• Information given
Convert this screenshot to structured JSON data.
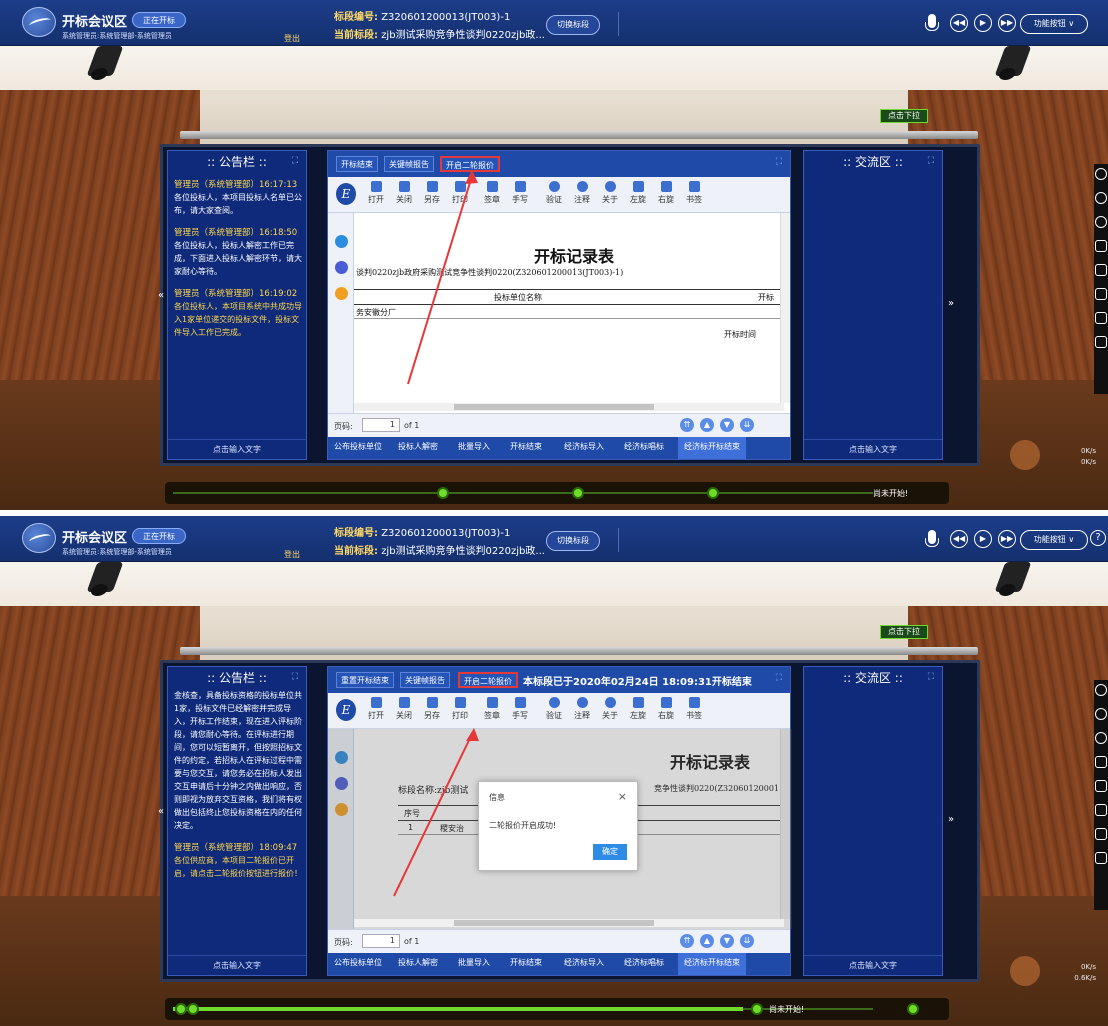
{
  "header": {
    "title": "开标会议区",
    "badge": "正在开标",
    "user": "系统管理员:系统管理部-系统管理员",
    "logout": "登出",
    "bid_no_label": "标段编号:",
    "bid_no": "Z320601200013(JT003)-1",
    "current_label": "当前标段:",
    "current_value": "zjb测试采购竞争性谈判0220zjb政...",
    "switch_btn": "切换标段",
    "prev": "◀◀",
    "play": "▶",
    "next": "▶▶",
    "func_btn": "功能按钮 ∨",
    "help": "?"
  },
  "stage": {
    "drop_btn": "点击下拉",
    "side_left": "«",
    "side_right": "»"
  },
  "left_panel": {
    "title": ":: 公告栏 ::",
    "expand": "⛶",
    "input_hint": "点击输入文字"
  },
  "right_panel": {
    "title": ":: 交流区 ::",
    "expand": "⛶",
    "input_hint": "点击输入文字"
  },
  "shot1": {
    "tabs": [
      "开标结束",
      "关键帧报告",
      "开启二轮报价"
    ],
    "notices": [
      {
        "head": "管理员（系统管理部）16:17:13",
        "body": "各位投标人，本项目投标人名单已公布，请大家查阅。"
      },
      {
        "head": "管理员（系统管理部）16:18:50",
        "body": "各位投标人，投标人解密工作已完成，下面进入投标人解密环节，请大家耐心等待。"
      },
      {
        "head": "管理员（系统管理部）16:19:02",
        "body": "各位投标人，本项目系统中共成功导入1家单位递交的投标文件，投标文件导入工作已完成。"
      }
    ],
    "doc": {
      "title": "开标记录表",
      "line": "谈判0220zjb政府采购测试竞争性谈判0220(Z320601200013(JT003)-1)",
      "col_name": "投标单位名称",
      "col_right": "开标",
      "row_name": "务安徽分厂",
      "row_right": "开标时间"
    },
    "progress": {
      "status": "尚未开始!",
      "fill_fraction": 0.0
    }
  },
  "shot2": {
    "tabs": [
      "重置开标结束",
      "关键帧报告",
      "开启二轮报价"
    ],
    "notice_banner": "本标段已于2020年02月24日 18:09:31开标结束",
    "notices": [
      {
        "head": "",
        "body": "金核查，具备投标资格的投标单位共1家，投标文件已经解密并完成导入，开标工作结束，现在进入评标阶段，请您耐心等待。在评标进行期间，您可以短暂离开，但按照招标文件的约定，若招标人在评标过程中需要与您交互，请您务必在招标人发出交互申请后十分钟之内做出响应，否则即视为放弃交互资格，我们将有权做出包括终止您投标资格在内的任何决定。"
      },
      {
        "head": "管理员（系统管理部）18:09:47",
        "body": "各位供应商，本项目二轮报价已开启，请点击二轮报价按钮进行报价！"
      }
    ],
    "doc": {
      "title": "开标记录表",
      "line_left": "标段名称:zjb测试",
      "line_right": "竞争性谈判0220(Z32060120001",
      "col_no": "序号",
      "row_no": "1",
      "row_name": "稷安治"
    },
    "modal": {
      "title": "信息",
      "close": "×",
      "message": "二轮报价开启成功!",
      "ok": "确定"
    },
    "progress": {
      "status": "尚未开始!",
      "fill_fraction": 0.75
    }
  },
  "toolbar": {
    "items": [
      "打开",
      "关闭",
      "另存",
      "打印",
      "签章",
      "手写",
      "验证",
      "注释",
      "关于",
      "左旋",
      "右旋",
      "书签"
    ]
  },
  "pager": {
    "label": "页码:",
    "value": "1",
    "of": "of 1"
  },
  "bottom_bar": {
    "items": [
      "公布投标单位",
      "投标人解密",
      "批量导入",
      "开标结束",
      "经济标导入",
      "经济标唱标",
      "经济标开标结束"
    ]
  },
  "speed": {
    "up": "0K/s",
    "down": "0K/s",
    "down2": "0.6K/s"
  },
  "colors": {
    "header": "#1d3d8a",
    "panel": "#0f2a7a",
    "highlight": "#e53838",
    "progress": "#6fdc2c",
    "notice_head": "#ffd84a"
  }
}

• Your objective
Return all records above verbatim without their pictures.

• The completed task
Convert this screenshot to structured JSON data.
{
  "header": {
    "title": "开标会议区",
    "badge": "正在开标",
    "user": "系统管理员:系统管理部-系统管理员",
    "logout": "登出",
    "bid_no_label": "标段编号:",
    "bid_no": "Z320601200013(JT003)-1",
    "current_label": "当前标段:",
    "current_value": "zjb测试采购竞争性谈判0220zjb政...",
    "switch_btn": "切换标段",
    "prev": "◀◀",
    "play": "▶",
    "next": "▶▶",
    "func_btn": "功能按钮 ∨",
    "help": "?"
  },
  "stage": {
    "drop_btn": "点击下拉",
    "side_left": "«",
    "side_right": "»"
  },
  "left_panel": {
    "title": ":: 公告栏 ::",
    "expand": "⛶",
    "input_hint": "点击输入文字"
  },
  "right_panel": {
    "title": ":: 交流区 ::",
    "expand": "⛶",
    "input_hint": "点击输入文字"
  },
  "shot1": {
    "tabs": [
      "开标结束",
      "关键帧报告",
      "开启二轮报价"
    ],
    "notices": [
      {
        "head": "管理员（系统管理部）16:17:13",
        "body": "各位投标人，本项目投标人名单已公布，请大家查阅。"
      },
      {
        "head": "管理员（系统管理部）16:18:50",
        "body": "各位投标人，投标人解密工作已完成，下面进入投标人解密环节，请大家耐心等待。"
      },
      {
        "head": "管理员（系统管理部）16:19:02",
        "body": "各位投标人，本项目系统中共成功导入1家单位递交的投标文件，投标文件导入工作已完成。"
      }
    ],
    "doc": {
      "title": "开标记录表",
      "line": "谈判0220zjb政府采购测试竞争性谈判0220(Z320601200013(JT003)-1)",
      "col_name": "投标单位名称",
      "col_right": "开标",
      "row_name": "务安徽分厂",
      "row_right": "开标时间"
    },
    "progress": {
      "status": "尚未开始!",
      "fill_fraction": 0.0
    }
  },
  "shot2": {
    "tabs": [
      "重置开标结束",
      "关键帧报告",
      "开启二轮报价"
    ],
    "notice_banner": "本标段已于2020年02月24日 18:09:31开标结束",
    "notices": [
      {
        "head": "",
        "body": "金核查，具备投标资格的投标单位共1家，投标文件已经解密并完成导入，开标工作结束，现在进入评标阶段，请您耐心等待。在评标进行期间，您可以短暂离开，但按照招标文件的约定，若招标人在评标过程中需要与您交互，请您务必在招标人发出交互申请后十分钟之内做出响应，否则即视为放弃交互资格，我们将有权做出包括终止您投标资格在内的任何决定。"
      },
      {
        "head": "管理员（系统管理部）18:09:47",
        "body": "各位供应商，本项目二轮报价已开启，请点击二轮报价按钮进行报价！"
      }
    ],
    "doc": {
      "title": "开标记录表",
      "line_left": "标段名称:zjb测试",
      "line_right": "竞争性谈判0220(Z32060120001",
      "col_no": "序号",
      "row_no": "1",
      "row_name": "稷安治"
    },
    "modal": {
      "title": "信息",
      "close": "×",
      "message": "二轮报价开启成功!",
      "ok": "确定"
    },
    "progress": {
      "status": "尚未开始!",
      "fill_fraction": 0.75
    }
  },
  "toolbar": {
    "items": [
      "打开",
      "关闭",
      "另存",
      "打印",
      "签章",
      "手写",
      "验证",
      "注释",
      "关于",
      "左旋",
      "右旋",
      "书签"
    ]
  },
  "pager": {
    "label": "页码:",
    "value": "1",
    "of": "of 1"
  },
  "bottom_bar": {
    "items": [
      "公布投标单位",
      "投标人解密",
      "批量导入",
      "开标结束",
      "经济标导入",
      "经济标唱标",
      "经济标开标结束"
    ]
  },
  "speed": {
    "up": "0K/s",
    "down": "0K/s",
    "down2": "0.6K/s"
  },
  "colors": {
    "header": "#1d3d8a",
    "panel": "#0f2a7a",
    "highlight": "#e53838",
    "progress": "#6fdc2c",
    "notice_head": "#ffd84a"
  }
}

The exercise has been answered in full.